PROBLEM TO WORK ON: Copy each line of the data that has "value" in it.

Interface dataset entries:
= Beginning of Section =

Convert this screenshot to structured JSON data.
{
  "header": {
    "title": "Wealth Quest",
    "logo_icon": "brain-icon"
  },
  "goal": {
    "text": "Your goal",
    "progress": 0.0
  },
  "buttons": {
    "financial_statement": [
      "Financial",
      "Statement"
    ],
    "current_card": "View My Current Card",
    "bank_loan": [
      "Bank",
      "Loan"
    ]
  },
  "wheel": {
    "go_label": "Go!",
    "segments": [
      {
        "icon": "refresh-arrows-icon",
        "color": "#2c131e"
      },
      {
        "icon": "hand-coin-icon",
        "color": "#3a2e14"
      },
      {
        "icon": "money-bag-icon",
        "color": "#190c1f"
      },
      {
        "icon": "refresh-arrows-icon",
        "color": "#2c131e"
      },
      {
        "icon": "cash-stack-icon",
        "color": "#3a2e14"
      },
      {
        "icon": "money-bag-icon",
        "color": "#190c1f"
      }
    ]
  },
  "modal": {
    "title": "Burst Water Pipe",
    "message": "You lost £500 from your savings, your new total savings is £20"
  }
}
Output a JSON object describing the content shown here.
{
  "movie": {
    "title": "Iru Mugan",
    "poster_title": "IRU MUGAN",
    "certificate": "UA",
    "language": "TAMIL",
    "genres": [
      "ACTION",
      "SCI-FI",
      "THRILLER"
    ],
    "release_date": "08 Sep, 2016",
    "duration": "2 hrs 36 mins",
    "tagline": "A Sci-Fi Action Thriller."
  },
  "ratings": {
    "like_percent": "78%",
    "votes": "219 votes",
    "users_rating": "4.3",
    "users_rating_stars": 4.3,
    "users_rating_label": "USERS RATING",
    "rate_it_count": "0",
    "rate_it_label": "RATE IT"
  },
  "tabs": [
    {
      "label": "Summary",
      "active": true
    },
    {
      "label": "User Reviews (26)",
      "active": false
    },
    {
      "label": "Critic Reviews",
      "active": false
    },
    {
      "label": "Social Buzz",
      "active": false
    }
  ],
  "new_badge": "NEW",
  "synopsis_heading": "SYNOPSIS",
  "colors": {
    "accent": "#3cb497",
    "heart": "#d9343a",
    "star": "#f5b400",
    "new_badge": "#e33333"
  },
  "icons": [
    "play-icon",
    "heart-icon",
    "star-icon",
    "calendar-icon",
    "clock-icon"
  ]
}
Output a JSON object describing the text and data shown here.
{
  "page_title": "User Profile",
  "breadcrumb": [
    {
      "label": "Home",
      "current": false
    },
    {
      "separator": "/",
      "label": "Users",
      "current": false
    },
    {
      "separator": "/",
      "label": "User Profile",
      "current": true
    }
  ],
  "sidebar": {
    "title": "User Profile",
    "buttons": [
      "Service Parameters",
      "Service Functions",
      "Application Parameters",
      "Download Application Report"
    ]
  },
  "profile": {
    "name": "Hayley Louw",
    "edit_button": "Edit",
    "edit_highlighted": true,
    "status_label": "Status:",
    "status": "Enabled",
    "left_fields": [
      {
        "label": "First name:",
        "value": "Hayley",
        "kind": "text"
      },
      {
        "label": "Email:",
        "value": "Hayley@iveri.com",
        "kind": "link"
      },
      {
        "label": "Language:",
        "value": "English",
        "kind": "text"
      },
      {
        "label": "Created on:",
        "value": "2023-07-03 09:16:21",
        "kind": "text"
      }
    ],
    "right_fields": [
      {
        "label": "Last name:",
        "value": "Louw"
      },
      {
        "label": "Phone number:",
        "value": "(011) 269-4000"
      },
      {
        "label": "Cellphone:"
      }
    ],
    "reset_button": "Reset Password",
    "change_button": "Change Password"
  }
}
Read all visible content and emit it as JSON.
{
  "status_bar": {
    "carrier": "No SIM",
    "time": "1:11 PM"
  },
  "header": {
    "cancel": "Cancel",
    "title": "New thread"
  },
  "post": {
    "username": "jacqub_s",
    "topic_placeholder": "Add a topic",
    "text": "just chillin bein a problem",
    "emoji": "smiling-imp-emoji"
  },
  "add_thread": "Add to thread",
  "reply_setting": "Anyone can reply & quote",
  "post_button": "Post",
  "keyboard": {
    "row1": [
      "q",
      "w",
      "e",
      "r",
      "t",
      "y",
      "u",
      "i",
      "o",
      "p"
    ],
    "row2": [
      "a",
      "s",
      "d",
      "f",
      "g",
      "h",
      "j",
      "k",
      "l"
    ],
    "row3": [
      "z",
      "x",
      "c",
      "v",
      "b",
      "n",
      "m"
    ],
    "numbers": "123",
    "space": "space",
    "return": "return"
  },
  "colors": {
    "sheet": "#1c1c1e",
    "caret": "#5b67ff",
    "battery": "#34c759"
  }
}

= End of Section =

RESULT FOR THIS EXERCISE:
        "value": "Hayley",
        "value": "Hayley@iveri.com",
        "value": "English",
        "value": "2023-07-03 09:16:21",
        "value": "Louw"
        "value": "(011) 269-4000"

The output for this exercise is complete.